Data for processing START
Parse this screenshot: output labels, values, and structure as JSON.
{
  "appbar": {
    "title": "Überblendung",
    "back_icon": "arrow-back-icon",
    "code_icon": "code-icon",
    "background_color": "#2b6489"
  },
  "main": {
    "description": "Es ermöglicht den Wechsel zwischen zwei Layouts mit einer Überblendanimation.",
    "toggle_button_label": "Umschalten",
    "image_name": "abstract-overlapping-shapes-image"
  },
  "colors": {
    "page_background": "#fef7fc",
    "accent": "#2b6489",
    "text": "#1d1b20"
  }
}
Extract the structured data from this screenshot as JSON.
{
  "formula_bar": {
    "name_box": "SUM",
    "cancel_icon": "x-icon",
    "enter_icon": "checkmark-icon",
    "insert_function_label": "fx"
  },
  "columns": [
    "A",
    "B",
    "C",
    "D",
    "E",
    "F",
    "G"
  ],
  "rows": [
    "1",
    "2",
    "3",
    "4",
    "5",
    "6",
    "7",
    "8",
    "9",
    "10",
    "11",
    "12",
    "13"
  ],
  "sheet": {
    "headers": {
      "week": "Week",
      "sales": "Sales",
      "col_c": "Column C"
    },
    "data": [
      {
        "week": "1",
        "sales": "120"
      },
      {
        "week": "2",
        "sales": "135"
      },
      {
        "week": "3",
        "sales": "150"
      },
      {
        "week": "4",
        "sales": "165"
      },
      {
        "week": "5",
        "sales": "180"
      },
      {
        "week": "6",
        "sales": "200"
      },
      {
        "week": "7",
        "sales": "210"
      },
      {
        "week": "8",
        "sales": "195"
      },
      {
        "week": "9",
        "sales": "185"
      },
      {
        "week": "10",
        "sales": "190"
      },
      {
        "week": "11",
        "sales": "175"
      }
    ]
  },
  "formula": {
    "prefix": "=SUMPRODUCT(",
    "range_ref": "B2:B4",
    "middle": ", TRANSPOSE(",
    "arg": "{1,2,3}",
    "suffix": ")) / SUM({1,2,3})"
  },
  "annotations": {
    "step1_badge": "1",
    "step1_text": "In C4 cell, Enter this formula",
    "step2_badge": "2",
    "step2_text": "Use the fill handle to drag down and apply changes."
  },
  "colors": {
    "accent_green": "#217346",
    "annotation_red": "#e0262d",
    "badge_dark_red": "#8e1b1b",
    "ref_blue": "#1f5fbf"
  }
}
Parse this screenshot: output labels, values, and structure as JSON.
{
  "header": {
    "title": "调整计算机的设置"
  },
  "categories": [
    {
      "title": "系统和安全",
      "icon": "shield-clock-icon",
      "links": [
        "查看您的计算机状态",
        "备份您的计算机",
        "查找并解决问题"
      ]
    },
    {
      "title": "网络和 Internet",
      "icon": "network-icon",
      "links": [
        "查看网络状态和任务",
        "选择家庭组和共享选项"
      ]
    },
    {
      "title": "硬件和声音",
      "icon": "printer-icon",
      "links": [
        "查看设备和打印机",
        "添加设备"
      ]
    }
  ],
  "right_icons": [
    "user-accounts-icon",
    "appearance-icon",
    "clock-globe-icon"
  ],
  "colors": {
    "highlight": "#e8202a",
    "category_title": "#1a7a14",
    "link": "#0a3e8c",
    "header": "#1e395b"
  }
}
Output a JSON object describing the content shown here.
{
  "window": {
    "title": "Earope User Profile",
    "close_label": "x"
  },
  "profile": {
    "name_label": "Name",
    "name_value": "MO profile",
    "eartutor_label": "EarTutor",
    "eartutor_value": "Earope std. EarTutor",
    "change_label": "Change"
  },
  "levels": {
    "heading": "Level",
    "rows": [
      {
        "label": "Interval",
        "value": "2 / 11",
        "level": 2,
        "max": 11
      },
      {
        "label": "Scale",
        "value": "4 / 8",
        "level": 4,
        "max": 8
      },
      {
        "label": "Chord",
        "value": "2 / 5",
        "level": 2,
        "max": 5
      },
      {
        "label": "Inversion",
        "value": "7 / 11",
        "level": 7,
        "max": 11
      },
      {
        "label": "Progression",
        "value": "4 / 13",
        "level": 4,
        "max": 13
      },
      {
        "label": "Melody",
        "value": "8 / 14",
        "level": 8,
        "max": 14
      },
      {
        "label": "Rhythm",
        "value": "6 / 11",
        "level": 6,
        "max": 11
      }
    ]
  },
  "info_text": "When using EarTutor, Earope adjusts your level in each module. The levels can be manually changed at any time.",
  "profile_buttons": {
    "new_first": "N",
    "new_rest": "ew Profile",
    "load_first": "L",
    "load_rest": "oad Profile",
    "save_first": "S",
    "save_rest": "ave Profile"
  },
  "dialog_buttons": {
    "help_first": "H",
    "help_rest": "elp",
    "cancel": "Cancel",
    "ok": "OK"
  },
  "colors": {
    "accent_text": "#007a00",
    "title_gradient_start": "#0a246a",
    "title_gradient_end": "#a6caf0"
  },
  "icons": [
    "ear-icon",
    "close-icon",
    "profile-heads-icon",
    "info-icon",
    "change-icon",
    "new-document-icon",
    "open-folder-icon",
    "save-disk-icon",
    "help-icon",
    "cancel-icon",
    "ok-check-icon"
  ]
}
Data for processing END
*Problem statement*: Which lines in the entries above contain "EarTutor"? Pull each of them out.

*Response*:
    "eartutor_label": "EarTutor",
    "eartutor_value": "Earope std. EarTutor",
  "info_text": "When using EarTutor, Earope adjusts your level in each module. The levels can be manually changed at any time.",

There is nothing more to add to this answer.